Last night, the lovely women at Sydney Girl Geek Dinners were given a treat – a presentation by me 🙂
Between April and July, one very awesome team at Mi9 built the YouDecide9 site. It’s a project integrating Ninemsn, Twitter and the Nine Network’s audience in the lead-up to the federal election.
Quite literally, everything about the project was new to me. It’s built on node.js using CoffeeScript, deployed to Amazon Web Services using Beanstalk, and we used sass for the front end styles. But one of the most interesting things to me was the page’s responsiveness. It’s the first responsive site I’d ever built, and the concept is so natural that I can’t understand why we, citizens of the internet, haven’t caught on to this earlier.
If you go to the website and make your browser window larger and smaller, you’ll see that it adjusts to fit. That’s responsive design in a nutshell. The user always has a great experience, no matter what device they’re using. Mobile browsing experiences have traditionally been the second-rate versions of their desktop cousins, but responsive design solves all of that. And, with mobile internet usage predicted to overtake desktop internet usage this year, it’s an increasing problem that people need to tackle.
From my perspective, the most interesting points from our project were:
- Designing for mobile first, since it’s the one with the most limited resources
- Adjusting the mobile version of the site to the desktop design took around 15% more effort (a win compared to the effort of building two entirely separate sites, one for desktop and one for mobile)
- The range of CSS media queries available is incredible. We generally queried the screen width to adjust our content.
- The Viewport Resizer Bookmarklet, an extremely handy tool for testing responsive sites.

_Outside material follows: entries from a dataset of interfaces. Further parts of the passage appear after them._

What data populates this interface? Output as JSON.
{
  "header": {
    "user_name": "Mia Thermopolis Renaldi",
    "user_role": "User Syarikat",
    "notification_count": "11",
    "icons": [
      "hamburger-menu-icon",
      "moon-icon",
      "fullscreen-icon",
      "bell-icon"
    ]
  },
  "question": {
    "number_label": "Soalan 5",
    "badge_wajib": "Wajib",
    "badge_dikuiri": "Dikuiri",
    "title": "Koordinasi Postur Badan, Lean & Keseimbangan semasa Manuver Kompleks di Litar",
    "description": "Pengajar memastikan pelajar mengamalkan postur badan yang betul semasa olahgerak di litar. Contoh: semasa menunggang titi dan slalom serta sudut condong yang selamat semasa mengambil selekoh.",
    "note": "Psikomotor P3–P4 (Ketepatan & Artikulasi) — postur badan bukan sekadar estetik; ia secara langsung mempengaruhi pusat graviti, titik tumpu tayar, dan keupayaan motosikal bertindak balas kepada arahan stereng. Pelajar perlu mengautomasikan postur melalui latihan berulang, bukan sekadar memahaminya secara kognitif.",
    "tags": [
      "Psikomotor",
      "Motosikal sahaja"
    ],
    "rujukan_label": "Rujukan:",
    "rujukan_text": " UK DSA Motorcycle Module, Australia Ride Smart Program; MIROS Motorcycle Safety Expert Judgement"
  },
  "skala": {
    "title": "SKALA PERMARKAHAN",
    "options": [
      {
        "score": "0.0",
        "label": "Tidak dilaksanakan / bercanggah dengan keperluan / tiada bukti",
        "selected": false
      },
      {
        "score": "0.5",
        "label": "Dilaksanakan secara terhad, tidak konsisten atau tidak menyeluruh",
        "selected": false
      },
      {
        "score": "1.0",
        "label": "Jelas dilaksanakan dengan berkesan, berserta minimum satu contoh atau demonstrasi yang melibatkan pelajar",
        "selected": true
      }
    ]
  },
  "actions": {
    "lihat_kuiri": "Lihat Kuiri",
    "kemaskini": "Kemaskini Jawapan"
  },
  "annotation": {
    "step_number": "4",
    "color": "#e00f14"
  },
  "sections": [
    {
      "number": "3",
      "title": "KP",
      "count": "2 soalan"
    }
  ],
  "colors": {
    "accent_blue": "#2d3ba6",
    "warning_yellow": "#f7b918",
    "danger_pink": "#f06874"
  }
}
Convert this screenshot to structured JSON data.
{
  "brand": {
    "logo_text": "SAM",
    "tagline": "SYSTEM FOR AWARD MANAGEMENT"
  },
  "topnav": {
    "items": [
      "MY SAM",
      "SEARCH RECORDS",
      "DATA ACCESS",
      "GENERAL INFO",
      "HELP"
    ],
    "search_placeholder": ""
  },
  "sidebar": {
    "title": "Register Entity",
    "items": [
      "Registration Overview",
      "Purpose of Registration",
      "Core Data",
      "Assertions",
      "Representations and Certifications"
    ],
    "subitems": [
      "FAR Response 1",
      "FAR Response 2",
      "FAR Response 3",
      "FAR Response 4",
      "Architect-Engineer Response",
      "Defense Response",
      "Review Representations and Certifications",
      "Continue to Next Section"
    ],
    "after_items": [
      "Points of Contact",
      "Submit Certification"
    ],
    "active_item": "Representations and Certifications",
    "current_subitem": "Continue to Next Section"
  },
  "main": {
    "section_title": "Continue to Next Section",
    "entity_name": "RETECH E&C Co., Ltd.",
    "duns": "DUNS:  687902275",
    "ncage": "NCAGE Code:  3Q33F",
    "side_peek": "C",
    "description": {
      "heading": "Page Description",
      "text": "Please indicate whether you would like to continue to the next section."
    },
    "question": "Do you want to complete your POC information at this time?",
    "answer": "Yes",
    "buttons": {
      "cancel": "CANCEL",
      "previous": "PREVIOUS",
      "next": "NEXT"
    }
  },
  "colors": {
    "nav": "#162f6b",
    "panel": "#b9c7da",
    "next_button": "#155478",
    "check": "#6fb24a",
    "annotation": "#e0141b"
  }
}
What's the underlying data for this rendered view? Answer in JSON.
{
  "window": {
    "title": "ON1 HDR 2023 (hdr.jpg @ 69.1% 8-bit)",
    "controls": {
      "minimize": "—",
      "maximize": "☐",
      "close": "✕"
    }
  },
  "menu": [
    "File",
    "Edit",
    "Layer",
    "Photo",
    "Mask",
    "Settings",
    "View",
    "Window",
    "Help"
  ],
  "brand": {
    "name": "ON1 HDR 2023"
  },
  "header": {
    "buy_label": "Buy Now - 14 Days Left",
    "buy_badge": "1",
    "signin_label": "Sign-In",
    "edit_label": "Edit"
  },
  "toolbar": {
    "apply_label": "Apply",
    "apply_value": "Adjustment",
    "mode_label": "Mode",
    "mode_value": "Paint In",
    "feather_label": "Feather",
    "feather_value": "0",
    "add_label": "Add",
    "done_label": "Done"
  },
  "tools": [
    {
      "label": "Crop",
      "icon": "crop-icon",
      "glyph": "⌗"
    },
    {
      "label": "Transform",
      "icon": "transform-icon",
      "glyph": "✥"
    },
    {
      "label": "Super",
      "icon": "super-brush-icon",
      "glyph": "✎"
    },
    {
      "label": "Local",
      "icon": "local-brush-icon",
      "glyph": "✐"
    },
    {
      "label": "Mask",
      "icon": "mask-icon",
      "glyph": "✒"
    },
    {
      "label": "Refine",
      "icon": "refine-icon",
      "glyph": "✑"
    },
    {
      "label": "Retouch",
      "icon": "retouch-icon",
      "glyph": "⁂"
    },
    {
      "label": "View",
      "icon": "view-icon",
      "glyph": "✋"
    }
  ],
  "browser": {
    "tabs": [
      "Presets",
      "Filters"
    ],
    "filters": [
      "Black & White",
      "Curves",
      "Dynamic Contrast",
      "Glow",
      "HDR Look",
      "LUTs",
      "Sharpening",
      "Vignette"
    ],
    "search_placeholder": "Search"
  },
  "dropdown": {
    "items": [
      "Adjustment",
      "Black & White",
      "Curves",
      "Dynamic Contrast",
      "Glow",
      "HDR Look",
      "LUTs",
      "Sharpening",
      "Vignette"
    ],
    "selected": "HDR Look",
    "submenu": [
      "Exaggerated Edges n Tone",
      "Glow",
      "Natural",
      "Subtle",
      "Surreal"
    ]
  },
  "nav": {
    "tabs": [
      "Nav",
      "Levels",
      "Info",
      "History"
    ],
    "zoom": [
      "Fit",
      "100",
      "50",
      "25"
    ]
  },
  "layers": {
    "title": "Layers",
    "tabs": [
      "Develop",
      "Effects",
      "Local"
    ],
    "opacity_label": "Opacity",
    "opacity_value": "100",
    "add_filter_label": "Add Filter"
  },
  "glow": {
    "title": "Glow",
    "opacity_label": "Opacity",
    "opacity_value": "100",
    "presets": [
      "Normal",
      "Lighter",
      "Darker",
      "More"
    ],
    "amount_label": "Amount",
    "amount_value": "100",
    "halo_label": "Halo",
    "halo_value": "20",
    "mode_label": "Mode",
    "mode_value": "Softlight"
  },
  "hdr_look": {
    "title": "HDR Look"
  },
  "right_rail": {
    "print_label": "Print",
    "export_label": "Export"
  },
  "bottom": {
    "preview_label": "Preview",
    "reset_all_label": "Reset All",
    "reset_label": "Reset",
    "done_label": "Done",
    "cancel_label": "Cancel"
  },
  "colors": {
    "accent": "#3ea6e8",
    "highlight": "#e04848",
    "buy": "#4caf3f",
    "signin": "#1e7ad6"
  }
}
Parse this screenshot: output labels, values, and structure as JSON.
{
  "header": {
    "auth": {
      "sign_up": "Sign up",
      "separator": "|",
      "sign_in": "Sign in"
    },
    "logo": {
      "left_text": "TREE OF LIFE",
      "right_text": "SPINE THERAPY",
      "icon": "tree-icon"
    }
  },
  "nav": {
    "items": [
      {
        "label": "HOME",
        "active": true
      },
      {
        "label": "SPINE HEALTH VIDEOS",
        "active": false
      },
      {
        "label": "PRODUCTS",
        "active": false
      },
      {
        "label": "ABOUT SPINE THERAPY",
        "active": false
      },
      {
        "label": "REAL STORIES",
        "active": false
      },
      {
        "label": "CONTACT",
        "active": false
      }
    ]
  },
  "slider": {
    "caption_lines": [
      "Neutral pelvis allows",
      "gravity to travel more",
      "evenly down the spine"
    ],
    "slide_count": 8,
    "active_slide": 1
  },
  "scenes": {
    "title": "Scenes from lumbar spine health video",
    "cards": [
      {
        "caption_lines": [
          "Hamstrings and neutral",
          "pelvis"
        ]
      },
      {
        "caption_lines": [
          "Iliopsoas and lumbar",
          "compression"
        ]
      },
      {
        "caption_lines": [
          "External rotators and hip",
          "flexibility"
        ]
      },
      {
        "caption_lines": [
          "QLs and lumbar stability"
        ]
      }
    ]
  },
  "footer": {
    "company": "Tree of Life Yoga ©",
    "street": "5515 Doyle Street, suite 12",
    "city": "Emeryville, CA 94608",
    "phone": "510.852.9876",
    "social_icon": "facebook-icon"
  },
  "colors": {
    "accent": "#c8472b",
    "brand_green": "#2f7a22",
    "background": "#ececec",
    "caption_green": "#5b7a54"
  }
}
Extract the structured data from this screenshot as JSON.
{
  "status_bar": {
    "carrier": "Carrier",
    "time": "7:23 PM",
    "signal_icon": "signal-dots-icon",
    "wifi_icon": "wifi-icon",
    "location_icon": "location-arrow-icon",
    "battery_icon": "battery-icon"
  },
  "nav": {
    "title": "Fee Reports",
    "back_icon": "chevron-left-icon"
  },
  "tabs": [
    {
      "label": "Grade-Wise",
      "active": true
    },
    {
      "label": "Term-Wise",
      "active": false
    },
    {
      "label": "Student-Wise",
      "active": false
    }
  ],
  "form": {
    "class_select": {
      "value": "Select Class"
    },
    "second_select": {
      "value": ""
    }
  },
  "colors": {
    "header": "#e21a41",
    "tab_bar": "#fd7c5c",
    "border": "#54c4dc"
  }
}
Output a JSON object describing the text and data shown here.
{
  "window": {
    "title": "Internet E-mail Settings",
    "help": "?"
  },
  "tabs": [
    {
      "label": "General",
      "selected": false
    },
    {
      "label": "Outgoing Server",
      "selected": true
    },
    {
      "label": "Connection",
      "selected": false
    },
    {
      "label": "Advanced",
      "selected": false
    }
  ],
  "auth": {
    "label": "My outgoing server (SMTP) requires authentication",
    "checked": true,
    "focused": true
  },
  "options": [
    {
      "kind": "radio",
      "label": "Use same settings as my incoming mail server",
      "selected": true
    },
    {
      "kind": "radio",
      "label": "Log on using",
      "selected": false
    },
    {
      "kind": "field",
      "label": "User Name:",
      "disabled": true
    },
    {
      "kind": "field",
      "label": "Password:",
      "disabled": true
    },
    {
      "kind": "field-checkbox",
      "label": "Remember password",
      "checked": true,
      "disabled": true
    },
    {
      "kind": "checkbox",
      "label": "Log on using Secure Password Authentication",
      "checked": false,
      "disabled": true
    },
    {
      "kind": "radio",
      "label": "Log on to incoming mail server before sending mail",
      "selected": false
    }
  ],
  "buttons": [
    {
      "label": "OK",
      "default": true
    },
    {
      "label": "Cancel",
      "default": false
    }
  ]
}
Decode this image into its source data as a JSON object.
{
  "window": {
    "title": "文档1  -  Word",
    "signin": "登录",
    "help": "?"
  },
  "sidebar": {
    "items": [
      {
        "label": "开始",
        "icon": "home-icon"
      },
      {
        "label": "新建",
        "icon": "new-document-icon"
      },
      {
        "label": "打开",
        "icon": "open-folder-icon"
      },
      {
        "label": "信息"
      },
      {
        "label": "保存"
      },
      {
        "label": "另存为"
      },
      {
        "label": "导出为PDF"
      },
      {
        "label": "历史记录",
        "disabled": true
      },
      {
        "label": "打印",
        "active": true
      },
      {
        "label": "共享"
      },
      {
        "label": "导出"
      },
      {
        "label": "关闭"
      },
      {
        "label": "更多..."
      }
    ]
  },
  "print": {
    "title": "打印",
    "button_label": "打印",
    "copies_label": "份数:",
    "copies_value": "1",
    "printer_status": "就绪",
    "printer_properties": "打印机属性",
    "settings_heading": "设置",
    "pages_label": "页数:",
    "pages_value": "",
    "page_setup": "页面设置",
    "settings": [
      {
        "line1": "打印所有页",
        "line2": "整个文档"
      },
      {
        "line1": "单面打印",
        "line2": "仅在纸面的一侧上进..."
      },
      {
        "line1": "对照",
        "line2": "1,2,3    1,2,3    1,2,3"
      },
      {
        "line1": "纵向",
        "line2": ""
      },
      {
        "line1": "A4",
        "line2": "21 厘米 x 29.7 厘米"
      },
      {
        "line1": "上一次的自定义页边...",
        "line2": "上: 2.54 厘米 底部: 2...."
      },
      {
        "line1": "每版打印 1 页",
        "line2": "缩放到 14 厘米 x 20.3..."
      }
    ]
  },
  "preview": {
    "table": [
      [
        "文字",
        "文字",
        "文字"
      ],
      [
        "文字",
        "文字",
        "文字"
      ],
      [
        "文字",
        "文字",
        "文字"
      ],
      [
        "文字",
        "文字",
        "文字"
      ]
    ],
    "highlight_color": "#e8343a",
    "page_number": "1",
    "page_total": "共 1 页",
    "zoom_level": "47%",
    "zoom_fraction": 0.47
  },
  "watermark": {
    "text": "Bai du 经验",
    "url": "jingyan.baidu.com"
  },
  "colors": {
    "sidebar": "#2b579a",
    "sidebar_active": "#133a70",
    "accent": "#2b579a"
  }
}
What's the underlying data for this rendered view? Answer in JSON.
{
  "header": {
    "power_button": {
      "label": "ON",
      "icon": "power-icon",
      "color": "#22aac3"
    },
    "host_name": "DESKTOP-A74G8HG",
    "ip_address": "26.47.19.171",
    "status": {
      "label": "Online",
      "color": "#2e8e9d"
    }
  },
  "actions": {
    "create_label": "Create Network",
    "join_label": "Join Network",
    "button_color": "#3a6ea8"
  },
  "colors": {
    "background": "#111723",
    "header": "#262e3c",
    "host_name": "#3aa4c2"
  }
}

The slides for my presentation are available on prezi. Thanks so much to the Sydney Girl Geek Dinners group for being a wonderful audience.